Records from a dataset:
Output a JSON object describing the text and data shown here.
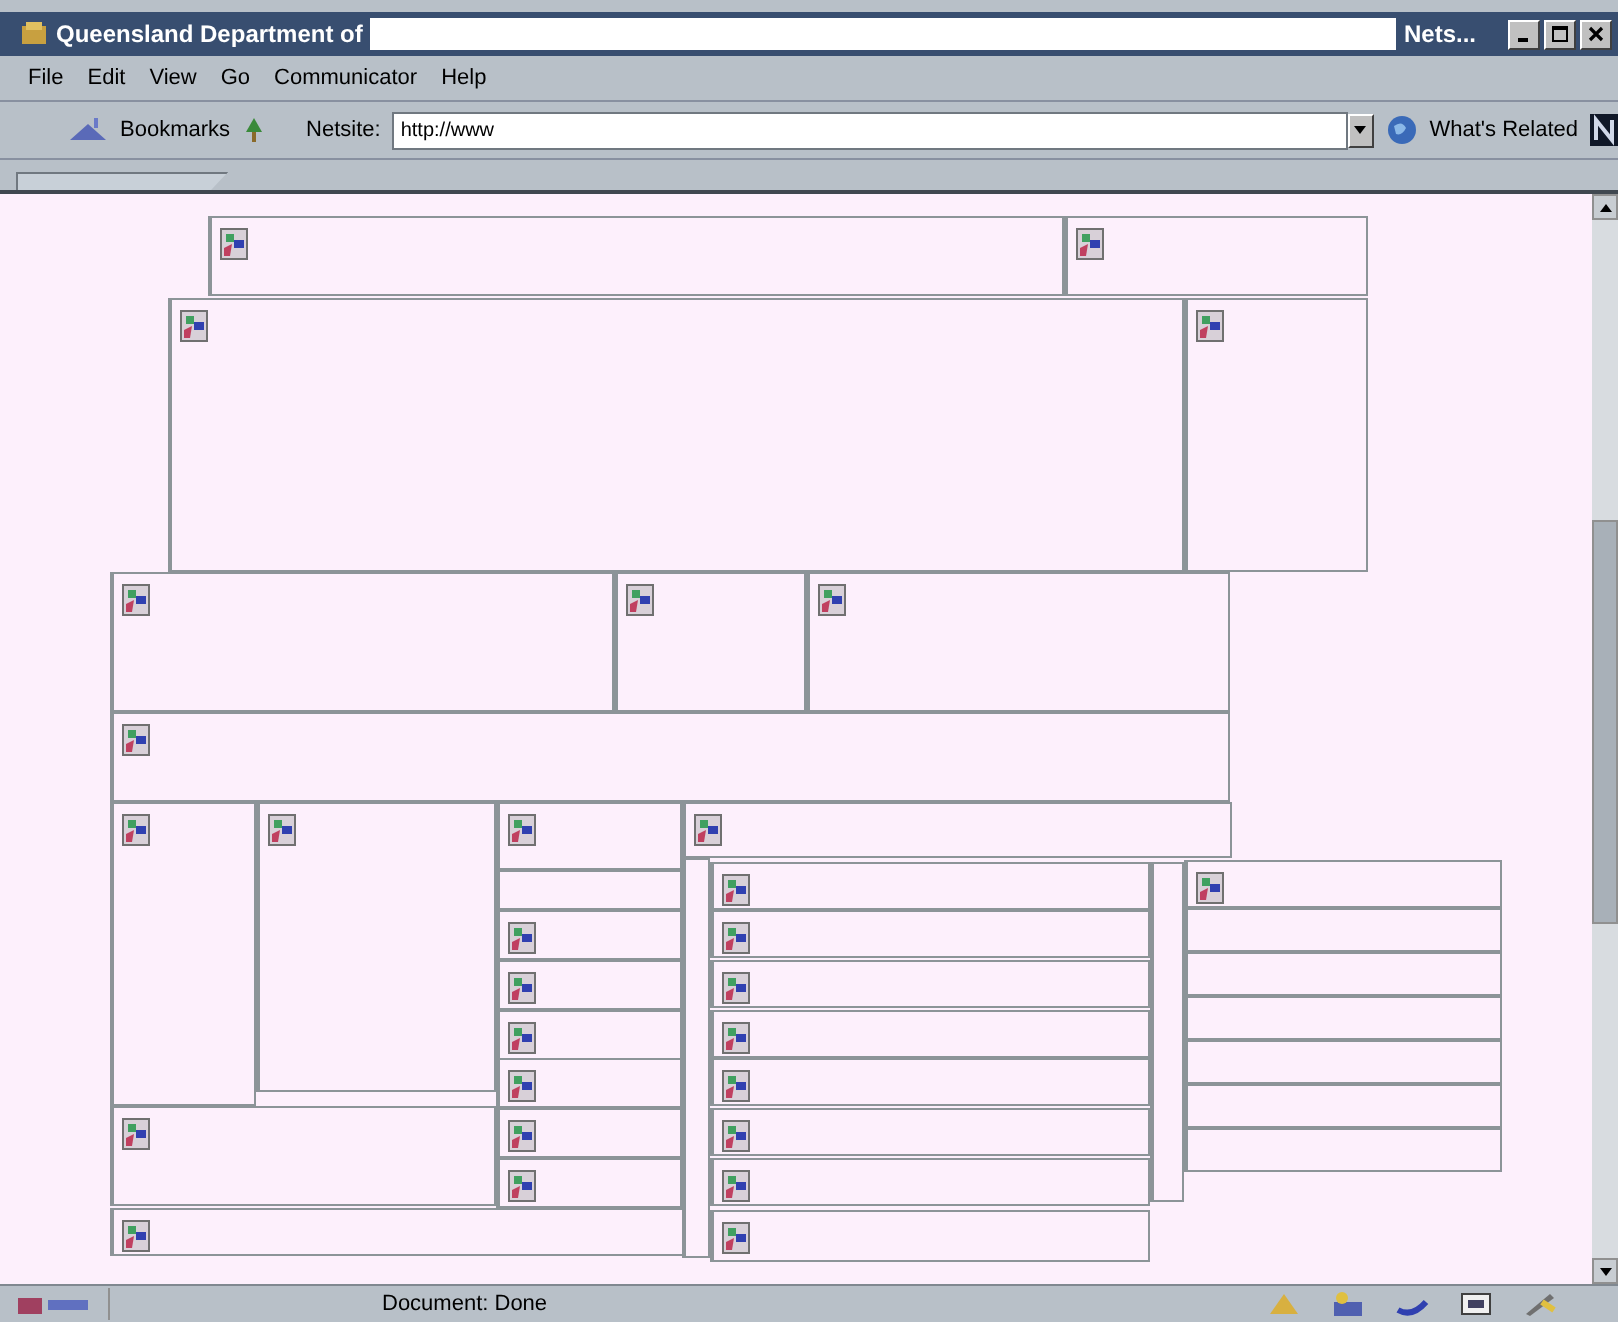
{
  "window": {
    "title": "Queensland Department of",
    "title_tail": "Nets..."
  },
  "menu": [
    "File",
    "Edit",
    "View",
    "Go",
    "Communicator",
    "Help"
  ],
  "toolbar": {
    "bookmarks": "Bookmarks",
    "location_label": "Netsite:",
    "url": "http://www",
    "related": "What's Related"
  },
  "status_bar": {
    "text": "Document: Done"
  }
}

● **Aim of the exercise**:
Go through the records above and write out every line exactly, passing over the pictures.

● **Task solution**:
Output a JSON object describing the text and data shown here.
{
  "window": {
    "title": "Queensland Department of",
    "title_tail": "Nets..."
  },
  "menu": [
    "File",
    "Edit",
    "View",
    "Go",
    "Communicator",
    "Help"
  ],
  "toolbar": {
    "bookmarks": "Bookmarks",
    "location_label": "Netsite:",
    "url": "http://www",
    "related": "What's Related"
  },
  "status_bar": {
    "text": "Document: Done"
  }
}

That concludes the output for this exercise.